Why is Kevin O’Leary so smug about being on the right?

I’ve long been interested in the way language embodies class and power relations.  Obviously, our language embodies much of our culture, so it’s not surprising that it would embody class relations.  The word ‘poor’ is used to describe many conditions of inadequacy.  ‘Rich’ can describe a chocolate cake or a wealthy person, both desirable components of a valuable life.  ‘Right’ does not only indicate a direction in it’s most obvious sense, but also correctness.  To be correct is to be right, as in right-handed.  In contrast, to be left-handed is to be sinister.  The ‘proper’ adjective used to point to my left-handedness is ‘sinistral.’  Left-handers are sinister.  Of course ‘left’ indicates nothing good.  The sun is bright and right, the moon dark and left . Both these terms in turn are symbols for men and women respectively.  The moon is the domain of women, the sun belongs to men.  After all, who is at the right hand of God, and who at the left?  It’s fairly clear that Jesus sits to the right of God, but there’s a great deal of uncertainty among Christians about who sits on His left. Probably better not to go there.  Where are women in heaven?

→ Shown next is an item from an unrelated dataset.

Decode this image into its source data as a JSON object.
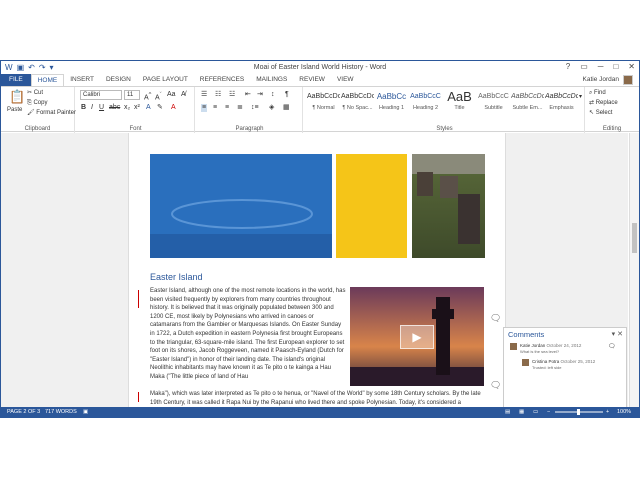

Not particularly evident, at least not in the heaven I learned about as a young Catholic boy.

Turning this discussion to politics it’s clear what we can expect.  Any conservative political party is on the right of the political spectrum and the socialists, liberals and communists occupy the sinistral left.  Now, isn’t that convenient?  Right is correct, left is just plain wrong, isn’t it?  Our language pre-conditions us to think about conservative (Republican in the US) parties as being right, as in better than those on the left.  Kevin O’Leary, that obnoxious and rude commentator on the CBC about business and finance has no doubt that he is right because he’s on the right.  After all, he represents the interests of business and finance, the natural elements of conservative thinking and of what C.B. Macpherson called possessive individualism.  After all, who can be against business success?  Our prosperity depends on it, or so the argument goes.  The poor are immobile, the walking dead, the wealthy have money to allow them mobility.  The poor are what’s ‘left,’ and they get what’s left when we’ve finished eating.   The wealthy always eat first and are always on the right path…don’t you know?